Identity management has been at the core of organizations for the last two decades. Microsoft Active Directory has been the commercial identity and access management solution of choice. AD works well with Windows and when the IT resources it manages – users, systems, applications, and networks – are on-prem.
As organizations have shifted to the cloud, Active Directory is no longer as helpful as before. In fact, with the move to MacOS, Linux, AWS, Google Apps, Office 365, and more, a cloud hosted directory services solution is needed.
Alternatives to AD
Directory-as-a-Service® has become the most popular choice as an alternative to Active Directory. As a unified cloud directory it is delivered as a service and is independent. That means that IT gets to choose what IT platforms are best for their organization and they off-load the heavy lifting of managing an identity management solution.
As IT organizations think about migrating away from Active Directory, the cloud directory platform has a built in process to seamlessly replace Active Directory.
How to Replace Active Directory in Five Steps using JumpCloud
The process of how to replace Active Directory to Directory-as-a-Service is laid out below:
#1 Sign-Up for Directory-as-a-Service —
#2 Install the Active Directory Bridge Component —
After you’ve signed-up, install the Active Directory Bridge component on your AD server. This will link your system to the cloud hosted directory service. Any changes in AD will be reflected into the cloud directory. Note that AD is still the authoritative system at this point.
#3 Import AD Users into Directory-as-a-Service —
Identify the users that you want to be imported into the Directory-as-a-Service platform. You can choose to import as few or as many users as you would like.
#4 Test and Verify —
With the users imported into the virtual identity provider, you can begin to test. It’s ideal to test with your Macs, Linux devices, AWS cloud servers, Google Apps, and more. If you decide to test with any Windows systems, you will need to break the tether to AD and then test those systems. Your goal at this step is to ensure that everything works as expected and your users have been imported properly. You can continue to run your systems in parallel for as long as you need to feel comfortable before you cut the cord on AD.
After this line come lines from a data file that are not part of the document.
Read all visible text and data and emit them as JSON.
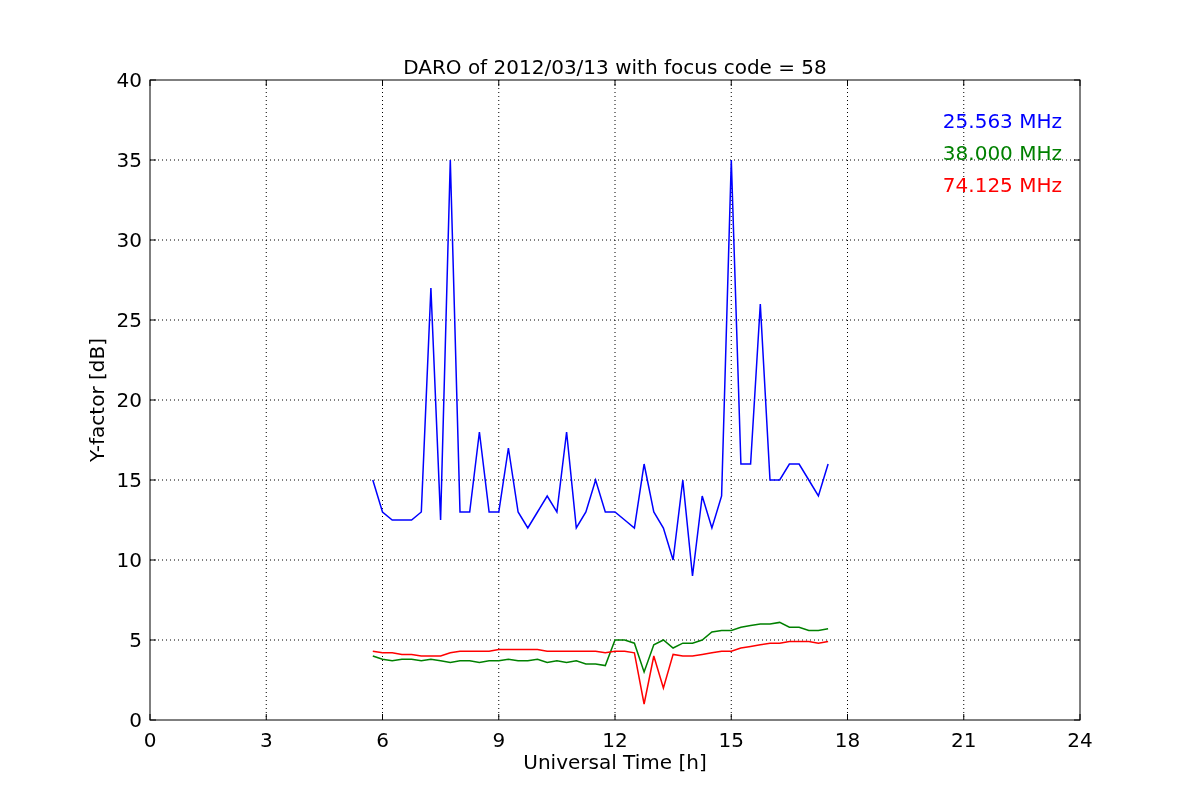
{
  "figure": {
    "chart_data": {
      "type": "line",
      "title": "DARO of 2012/03/13 with focus code = 58",
      "xlabel": "Universal Time [h]",
      "ylabel": "Y-factor [dB]",
      "x": [
        5.75,
        6,
        6.25,
        6.5,
        6.75,
        7,
        7.25,
        7.5,
        7.75,
        8,
        8.25,
        8.5,
        8.75,
        9,
        9.25,
        9.5,
        9.75,
        10,
        10.25,
        10.5,
        10.75,
        11,
        11.25,
        11.5,
        11.75,
        12,
        12.25,
        12.5,
        12.75,
        13,
        13.25,
        13.5,
        13.75,
        14,
        14.25,
        14.5,
        14.75,
        15,
        15.25,
        15.5,
        15.75,
        16,
        16.25,
        16.5,
        16.75,
        17,
        17.25,
        17.5
      ],
      "series": [
        {
          "name": "25.563 MHz",
          "color": "#0000ff",
          "values": [
            15,
            13,
            12.5,
            12.5,
            12.5,
            13,
            27,
            12.5,
            35,
            13,
            13,
            18,
            13,
            13,
            17,
            13,
            12,
            13,
            14,
            13,
            18,
            12,
            13,
            15,
            13,
            13,
            12.5,
            12,
            16,
            13,
            12,
            10,
            15,
            9,
            14,
            12,
            14,
            35,
            16,
            16,
            26,
            15,
            15,
            16,
            16,
            15,
            14,
            16
          ]
        },
        {
          "name": "38.000 MHz",
          "color": "#008000",
          "values": [
            4,
            3.8,
            3.7,
            3.8,
            3.8,
            3.7,
            3.8,
            3.7,
            3.6,
            3.7,
            3.7,
            3.6,
            3.7,
            3.7,
            3.8,
            3.7,
            3.7,
            3.8,
            3.6,
            3.7,
            3.6,
            3.7,
            3.5,
            3.5,
            3.4,
            5,
            5,
            4.8,
            3,
            4.7,
            5,
            4.5,
            4.8,
            4.8,
            5,
            5.5,
            5.6,
            5.6,
            5.8,
            5.9,
            6,
            6,
            6.1,
            5.8,
            5.8,
            5.6,
            5.6,
            5.7
          ]
        },
        {
          "name": "74.125 MHz",
          "color": "#ff0000",
          "values": [
            4.3,
            4.2,
            4.2,
            4.1,
            4.1,
            4.0,
            4.0,
            4.0,
            4.2,
            4.3,
            4.3,
            4.3,
            4.3,
            4.4,
            4.4,
            4.4,
            4.4,
            4.4,
            4.3,
            4.3,
            4.3,
            4.3,
            4.3,
            4.3,
            4.2,
            4.3,
            4.3,
            4.2,
            1,
            4.0,
            2,
            4.1,
            4.0,
            4.0,
            4.1,
            4.2,
            4.3,
            4.3,
            4.5,
            4.6,
            4.7,
            4.8,
            4.8,
            4.9,
            4.9,
            4.9,
            4.8,
            4.9
          ]
        }
      ],
      "grid": true,
      "xlim": [
        0,
        24
      ],
      "ylim": [
        0,
        40
      ],
      "xticks": [
        0,
        3,
        6,
        9,
        12,
        15,
        18,
        21,
        24
      ],
      "yticks": [
        0,
        5,
        10,
        15,
        20,
        25,
        30,
        35,
        40
      ]
    }
  }
}
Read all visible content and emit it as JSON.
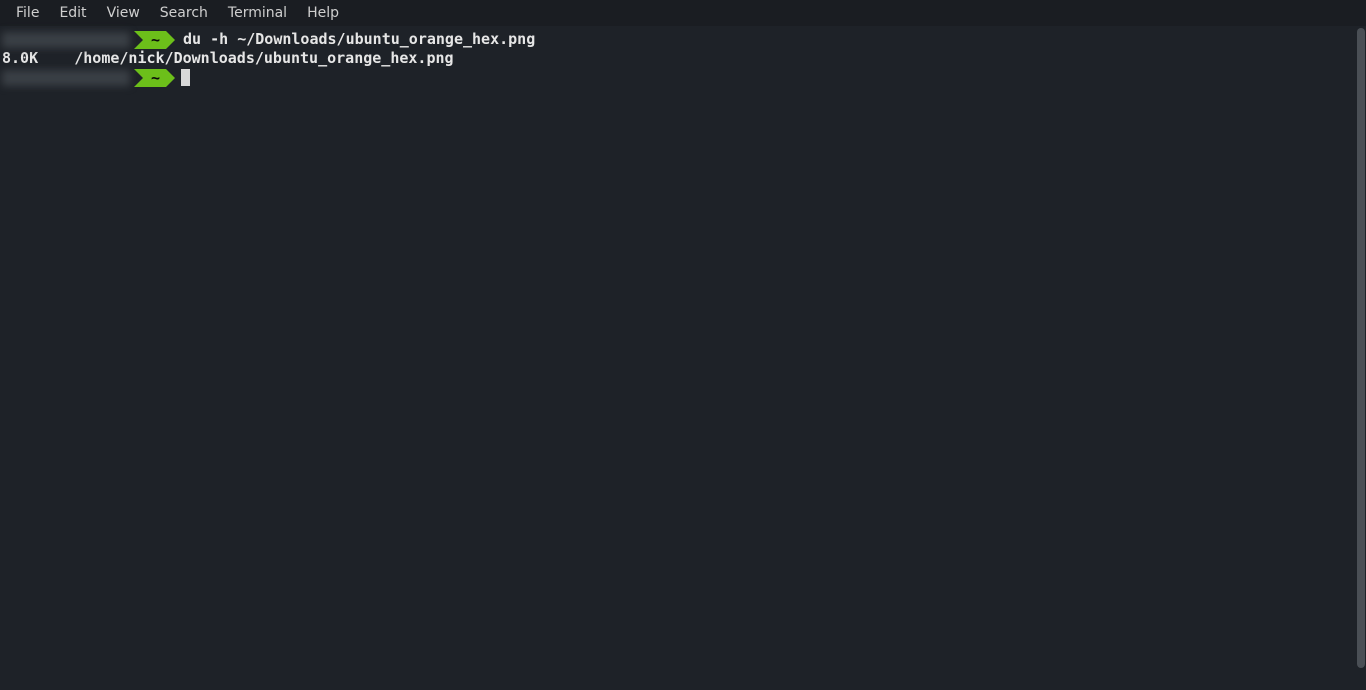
{
  "menubar": {
    "items": [
      "File",
      "Edit",
      "View",
      "Search",
      "Terminal",
      "Help"
    ]
  },
  "prompt": {
    "dir_symbol": "~"
  },
  "lines": {
    "command": "du -h ~/Downloads/ubuntu_orange_hex.png",
    "output": "8.0K\t/home/nick/Downloads/ubuntu_orange_hex.png"
  },
  "colors": {
    "bg": "#1e2228",
    "prompt_green": "#6cbf1a",
    "text": "#e6e6e6"
  }
}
#5 Dissociate the Users from AD —
Once you are ready to migrate completely away from AD, you’ll dissociate your users from AD. This is the last step and at this point, the cloud directory service is the authoritative source. AD will no longer control your users.
More than One Way to Replace AD
The process of replacing Active Directory can go as fast or slow as you want. Both Directory-as-a-Service and Active Directory can run in parallel, so you don’t need to eliminate AD completely until you are ready.